As Monash navigated regulatory complexities in Jakarta, the Australian Embassy’s overseas officials from Austrade, the Department of Education, Skills and Employment (DESE) and DFAT provided advice, guidance and support.
“The Ambassador and broader Australian Embassy team has been with us all the way,” says Professor Andrew MacIntyre, Senior Pro Vice-Chancellor (Southeast Asia Partnerships) who has been leading campus establishment work.
“By bringing stakeholders together at the Ambassador’s residence, the team have also helped us to access and work with key decision-makers.”
Professor MacIntyre also reports that Australian Embassy officials were able to explain the political context to education policies, and work with regulatory authorities in Indonesia.
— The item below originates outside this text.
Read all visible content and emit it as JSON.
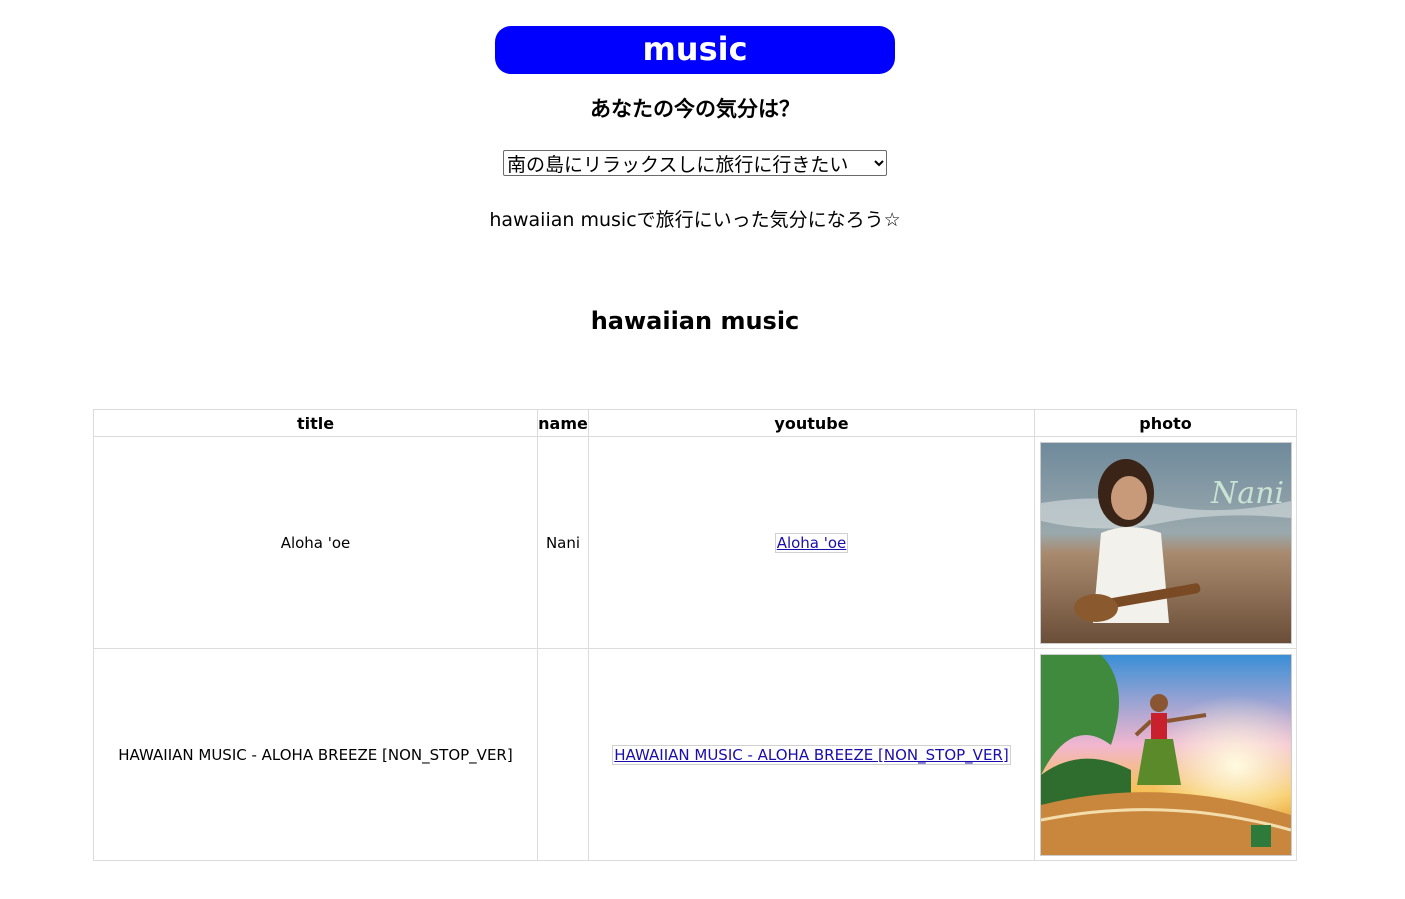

“The Embassy team provided insight and advice on Indonesia’s regulatory and commercial landscape,” he says. “They facilitated networking events, liaised with Government of Indonesia officials, and helped to develop and promote new course offerings.”
“We want our research and innovation hub in Jakarta to be exceptionally well-connected to industry,” he adds. “Austrade have helped us build those relationships with industry partners, so that our campus will immediately stand out.”
A stunning new campus
Monash University anticipates opening the new campus in October 2021. Plans include being co-located with global and national companies to build strong education and research links.
With superb technology and tried-and-tested teaching models, Monash can commence in either physical or virtual mode – or both to offer flexibility – depending on the state of the coronavirus pandemic.
“We have good bona fides in terms of delivering virtual education,” says Professor MacIntyre. “We hope to offer a mix of short courses and professional-development programs. Our research will be focussed on topics that impact Indonesia and promote sustainable development.”
Trade partnership agreement
According to Professor MacIntyre, the new Indonesia-Australia Comprehensive Economic Partnership Agreement (IA-CEPA) improves the prospects for Monash University in Indonesia.
“IA-CEPA will help us achieve our long-term objectives,” he says. “The Agreement identifies themes for cooperation that are close to our heart. It opens up the commercial and scientific environment to more intense collaboration.”
It is expected that IA-CEPA will trigger greater mutual investment and opportunities for collaboration in health care. This is important for Monash as it has a leading global capability in medicine and health-related disciplines. For example, med-tech is a particular focus that draws on the strengths of Monash Australia and Monash Malaysia.
“We are working to develop med-tech with global health companies in Australia and Malaysia and IA-CEPA will help us grow cooperation in Indonesia,” he says. “Also we want to pursue similar opportunities in manufacturing and food.”
IA-CEPA is also expected to enhance professional collaboration and compatibility in technical fields. “As part of IA-CEPA, there are teams of people working on mutual recognition of accreditation and standards,” says MacIntyre. “The Agreement creates a framework for co-operation and a launch pad for us to engage in an unparalleled way.”
Upskilling professionals in Indonesia
Monash is committed to the long-term mission of supporting professions of the future. It will offer ongoing professional up-skilling in Indonesia.
Professor MacIntyre says the planned campus has the potential for a significant impact on skills through working with some top industry partners.
“We want to keep building capability and capacity in areas such as urban development, public policy, information technology, and business innovation,” he says. “We have a huge opportunity to support Indonesia’s development objectives and make a positive difference to our region.”